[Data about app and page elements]
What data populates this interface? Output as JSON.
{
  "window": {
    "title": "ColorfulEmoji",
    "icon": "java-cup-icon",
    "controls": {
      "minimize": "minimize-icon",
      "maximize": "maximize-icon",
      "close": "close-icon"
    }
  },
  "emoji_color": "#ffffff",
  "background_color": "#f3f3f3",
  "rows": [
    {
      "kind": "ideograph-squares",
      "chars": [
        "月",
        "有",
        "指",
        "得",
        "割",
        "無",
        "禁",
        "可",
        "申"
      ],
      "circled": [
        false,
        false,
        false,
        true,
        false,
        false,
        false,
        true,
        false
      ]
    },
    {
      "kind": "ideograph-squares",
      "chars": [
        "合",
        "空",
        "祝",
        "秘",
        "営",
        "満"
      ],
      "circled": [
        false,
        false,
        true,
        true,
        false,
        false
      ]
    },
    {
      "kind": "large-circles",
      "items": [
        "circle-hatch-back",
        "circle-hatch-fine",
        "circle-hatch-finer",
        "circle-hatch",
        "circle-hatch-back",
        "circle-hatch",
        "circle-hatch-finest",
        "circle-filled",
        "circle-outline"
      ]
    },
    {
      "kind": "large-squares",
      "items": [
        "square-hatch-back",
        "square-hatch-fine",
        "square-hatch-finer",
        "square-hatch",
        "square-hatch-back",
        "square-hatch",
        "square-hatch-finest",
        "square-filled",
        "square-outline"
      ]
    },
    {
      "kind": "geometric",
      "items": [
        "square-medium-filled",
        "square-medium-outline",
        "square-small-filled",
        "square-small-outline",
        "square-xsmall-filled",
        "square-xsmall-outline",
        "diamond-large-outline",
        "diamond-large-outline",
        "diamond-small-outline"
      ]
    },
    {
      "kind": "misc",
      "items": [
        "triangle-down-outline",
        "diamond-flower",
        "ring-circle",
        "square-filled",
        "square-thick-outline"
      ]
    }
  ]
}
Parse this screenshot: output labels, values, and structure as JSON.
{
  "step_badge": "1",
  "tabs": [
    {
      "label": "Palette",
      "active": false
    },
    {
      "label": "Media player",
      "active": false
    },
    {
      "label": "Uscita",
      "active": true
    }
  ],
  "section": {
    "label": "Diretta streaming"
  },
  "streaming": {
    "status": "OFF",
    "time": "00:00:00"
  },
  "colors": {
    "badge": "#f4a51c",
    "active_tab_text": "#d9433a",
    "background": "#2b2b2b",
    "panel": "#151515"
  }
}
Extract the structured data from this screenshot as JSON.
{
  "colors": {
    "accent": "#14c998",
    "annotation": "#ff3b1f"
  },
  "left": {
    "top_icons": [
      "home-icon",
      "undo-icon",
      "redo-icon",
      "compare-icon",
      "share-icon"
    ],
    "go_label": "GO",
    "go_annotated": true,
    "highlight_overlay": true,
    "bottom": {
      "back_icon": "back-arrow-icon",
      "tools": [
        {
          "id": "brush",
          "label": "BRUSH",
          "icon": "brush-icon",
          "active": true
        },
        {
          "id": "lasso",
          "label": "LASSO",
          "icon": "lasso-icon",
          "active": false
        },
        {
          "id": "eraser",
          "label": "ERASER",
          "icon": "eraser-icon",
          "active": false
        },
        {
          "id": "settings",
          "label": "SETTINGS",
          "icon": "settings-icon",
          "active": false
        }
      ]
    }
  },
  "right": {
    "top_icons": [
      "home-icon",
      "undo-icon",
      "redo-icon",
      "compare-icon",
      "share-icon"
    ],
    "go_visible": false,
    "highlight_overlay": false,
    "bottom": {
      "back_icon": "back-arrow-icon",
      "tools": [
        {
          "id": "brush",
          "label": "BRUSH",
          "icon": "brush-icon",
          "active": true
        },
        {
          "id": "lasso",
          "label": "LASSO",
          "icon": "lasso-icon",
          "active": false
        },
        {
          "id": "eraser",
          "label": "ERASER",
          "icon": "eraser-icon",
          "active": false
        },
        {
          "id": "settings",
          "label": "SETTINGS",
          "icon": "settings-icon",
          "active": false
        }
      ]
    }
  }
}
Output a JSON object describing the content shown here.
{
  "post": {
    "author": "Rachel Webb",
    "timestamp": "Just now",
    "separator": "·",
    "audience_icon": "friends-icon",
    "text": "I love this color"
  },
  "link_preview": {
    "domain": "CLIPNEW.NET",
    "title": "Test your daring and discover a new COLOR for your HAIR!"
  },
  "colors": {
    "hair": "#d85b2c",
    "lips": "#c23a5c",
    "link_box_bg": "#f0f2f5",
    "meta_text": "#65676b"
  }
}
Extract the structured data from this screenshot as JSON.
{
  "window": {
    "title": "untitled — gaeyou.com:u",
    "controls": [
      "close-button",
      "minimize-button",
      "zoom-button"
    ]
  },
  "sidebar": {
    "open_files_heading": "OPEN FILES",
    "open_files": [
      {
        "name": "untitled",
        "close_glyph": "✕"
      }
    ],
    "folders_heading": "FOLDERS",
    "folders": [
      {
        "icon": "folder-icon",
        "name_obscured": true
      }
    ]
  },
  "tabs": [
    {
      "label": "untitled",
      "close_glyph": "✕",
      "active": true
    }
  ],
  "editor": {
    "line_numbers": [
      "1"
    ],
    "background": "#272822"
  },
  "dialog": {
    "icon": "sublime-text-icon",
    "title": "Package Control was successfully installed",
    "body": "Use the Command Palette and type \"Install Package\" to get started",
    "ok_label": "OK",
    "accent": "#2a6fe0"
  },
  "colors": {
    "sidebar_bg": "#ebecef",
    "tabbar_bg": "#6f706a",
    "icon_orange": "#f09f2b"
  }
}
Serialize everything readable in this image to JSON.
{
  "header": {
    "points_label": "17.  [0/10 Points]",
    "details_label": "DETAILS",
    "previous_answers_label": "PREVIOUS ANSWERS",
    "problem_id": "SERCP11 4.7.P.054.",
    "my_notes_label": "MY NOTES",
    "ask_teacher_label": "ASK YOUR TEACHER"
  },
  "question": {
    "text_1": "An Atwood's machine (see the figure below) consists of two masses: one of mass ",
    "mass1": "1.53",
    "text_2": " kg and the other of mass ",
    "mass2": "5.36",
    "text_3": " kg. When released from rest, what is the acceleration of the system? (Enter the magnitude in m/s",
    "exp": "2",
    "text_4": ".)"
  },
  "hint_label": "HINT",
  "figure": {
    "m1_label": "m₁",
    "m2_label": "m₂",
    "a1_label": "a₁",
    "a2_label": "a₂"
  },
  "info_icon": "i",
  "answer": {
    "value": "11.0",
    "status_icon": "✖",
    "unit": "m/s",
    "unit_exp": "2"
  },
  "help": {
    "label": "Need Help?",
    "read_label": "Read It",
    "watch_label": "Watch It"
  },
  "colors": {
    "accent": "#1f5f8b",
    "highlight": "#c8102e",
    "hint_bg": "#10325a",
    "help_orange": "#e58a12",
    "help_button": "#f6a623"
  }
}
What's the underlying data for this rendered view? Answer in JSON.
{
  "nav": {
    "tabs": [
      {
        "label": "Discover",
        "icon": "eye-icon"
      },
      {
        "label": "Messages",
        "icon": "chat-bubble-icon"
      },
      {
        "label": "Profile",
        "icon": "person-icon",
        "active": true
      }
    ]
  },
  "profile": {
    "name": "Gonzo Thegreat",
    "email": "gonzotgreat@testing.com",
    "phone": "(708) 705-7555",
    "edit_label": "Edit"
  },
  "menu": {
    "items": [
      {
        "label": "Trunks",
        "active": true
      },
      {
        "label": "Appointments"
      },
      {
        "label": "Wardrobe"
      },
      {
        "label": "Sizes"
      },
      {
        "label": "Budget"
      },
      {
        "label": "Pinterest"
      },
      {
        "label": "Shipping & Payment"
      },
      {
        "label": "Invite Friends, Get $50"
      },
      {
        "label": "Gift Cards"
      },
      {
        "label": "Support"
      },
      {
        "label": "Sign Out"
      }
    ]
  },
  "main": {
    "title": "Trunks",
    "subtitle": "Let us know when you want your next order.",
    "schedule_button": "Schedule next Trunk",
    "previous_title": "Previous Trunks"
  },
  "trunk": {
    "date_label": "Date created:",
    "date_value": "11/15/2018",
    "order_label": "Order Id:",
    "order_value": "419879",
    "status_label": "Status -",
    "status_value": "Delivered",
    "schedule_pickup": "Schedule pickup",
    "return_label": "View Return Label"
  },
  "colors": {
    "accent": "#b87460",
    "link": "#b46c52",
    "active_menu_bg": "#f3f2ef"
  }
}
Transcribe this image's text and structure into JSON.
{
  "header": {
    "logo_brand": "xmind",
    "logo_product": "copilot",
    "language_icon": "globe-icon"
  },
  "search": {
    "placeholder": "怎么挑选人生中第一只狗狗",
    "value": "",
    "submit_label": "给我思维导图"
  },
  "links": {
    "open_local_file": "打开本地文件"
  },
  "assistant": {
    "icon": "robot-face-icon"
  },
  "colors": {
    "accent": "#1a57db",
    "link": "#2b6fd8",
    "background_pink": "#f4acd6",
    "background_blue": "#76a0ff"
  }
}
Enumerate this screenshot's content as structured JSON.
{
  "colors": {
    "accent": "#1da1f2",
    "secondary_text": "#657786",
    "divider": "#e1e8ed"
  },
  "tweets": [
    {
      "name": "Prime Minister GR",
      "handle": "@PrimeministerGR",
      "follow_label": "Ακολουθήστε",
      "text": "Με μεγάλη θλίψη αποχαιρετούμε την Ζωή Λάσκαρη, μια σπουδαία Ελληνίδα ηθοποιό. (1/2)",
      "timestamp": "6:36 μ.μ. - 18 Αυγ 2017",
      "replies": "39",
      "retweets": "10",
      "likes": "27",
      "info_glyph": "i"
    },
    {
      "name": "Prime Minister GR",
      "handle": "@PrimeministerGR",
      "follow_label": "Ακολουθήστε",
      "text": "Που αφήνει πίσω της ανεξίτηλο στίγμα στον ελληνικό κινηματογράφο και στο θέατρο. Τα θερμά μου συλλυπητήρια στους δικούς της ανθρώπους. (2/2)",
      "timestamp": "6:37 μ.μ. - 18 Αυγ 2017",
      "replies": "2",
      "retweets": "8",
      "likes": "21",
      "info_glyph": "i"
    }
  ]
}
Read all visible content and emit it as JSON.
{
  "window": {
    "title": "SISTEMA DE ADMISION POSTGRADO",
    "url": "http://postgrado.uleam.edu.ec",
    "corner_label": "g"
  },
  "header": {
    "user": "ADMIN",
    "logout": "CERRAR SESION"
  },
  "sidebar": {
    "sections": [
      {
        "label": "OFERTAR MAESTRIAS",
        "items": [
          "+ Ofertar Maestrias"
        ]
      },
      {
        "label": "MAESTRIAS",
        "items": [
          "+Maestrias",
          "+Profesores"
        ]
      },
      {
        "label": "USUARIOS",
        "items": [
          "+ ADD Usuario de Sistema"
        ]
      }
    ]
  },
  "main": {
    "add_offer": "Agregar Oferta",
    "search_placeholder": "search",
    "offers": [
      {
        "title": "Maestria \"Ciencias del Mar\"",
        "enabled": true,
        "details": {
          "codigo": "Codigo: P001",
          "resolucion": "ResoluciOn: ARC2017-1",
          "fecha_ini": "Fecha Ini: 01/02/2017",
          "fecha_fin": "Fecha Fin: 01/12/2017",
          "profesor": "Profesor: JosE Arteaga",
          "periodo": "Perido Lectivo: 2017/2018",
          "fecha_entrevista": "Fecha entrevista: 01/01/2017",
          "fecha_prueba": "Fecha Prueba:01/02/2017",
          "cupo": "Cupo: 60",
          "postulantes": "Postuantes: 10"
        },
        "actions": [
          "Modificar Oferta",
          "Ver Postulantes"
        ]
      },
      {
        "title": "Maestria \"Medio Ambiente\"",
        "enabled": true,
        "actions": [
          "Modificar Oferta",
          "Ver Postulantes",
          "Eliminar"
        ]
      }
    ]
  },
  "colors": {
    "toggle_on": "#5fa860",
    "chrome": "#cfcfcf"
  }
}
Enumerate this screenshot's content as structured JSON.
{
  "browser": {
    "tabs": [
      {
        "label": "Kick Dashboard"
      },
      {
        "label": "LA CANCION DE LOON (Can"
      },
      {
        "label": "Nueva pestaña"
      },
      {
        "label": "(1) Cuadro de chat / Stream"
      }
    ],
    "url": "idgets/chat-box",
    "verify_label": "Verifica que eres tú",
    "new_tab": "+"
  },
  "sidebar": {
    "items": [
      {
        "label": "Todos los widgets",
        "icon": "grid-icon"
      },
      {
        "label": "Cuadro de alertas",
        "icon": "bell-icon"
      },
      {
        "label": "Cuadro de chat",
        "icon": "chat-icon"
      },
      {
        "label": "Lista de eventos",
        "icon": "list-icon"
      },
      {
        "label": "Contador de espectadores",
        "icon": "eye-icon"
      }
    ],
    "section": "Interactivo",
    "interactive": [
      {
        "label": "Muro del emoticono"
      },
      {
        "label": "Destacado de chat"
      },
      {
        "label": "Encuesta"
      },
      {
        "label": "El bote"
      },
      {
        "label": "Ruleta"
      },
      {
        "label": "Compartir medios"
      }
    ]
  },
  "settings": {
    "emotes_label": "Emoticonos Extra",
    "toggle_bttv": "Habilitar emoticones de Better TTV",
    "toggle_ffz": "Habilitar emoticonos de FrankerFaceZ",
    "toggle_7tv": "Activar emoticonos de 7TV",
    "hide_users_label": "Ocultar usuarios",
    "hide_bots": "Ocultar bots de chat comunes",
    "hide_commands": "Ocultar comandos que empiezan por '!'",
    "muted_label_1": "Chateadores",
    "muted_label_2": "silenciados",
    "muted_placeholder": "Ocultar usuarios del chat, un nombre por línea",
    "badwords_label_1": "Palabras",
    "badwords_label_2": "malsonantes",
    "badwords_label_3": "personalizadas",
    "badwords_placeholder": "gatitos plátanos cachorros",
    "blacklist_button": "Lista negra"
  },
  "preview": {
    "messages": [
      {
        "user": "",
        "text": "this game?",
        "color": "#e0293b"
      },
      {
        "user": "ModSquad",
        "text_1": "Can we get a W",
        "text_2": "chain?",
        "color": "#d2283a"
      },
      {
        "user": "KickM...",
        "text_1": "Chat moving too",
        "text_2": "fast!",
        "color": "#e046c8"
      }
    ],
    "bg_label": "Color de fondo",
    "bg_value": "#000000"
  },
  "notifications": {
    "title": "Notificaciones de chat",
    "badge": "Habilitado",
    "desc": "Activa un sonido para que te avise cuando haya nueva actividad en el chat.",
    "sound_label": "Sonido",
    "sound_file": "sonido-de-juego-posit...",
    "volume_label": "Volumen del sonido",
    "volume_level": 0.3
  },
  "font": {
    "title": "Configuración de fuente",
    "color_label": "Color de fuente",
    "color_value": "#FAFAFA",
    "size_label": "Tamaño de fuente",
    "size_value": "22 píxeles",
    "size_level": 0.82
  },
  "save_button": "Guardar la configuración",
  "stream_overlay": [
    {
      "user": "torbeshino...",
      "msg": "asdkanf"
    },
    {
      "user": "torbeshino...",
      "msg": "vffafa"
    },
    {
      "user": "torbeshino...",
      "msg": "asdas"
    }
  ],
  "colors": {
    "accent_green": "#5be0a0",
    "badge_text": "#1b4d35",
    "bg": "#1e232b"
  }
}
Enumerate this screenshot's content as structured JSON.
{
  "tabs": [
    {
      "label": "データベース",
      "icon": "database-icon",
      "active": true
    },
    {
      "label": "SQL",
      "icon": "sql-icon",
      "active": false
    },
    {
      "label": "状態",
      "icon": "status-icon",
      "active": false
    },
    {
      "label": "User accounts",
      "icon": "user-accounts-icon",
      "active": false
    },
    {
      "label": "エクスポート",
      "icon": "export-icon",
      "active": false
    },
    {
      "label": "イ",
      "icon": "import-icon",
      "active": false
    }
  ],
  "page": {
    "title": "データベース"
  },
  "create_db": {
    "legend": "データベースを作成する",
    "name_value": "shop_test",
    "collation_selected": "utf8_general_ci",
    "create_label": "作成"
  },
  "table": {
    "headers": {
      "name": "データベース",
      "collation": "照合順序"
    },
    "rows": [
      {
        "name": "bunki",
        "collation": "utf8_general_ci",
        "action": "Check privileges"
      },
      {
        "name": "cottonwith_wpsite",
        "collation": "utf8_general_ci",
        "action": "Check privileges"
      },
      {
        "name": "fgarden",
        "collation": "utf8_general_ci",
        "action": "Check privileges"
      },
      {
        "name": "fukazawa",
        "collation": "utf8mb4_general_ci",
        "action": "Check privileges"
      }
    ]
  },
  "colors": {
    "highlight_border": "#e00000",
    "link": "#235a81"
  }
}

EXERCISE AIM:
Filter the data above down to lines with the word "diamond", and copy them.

ANSWER AREA:
        "diamond-large-outline",
        "diamond-large-outline",
        "diamond-small-outline"
        "diamond-flower",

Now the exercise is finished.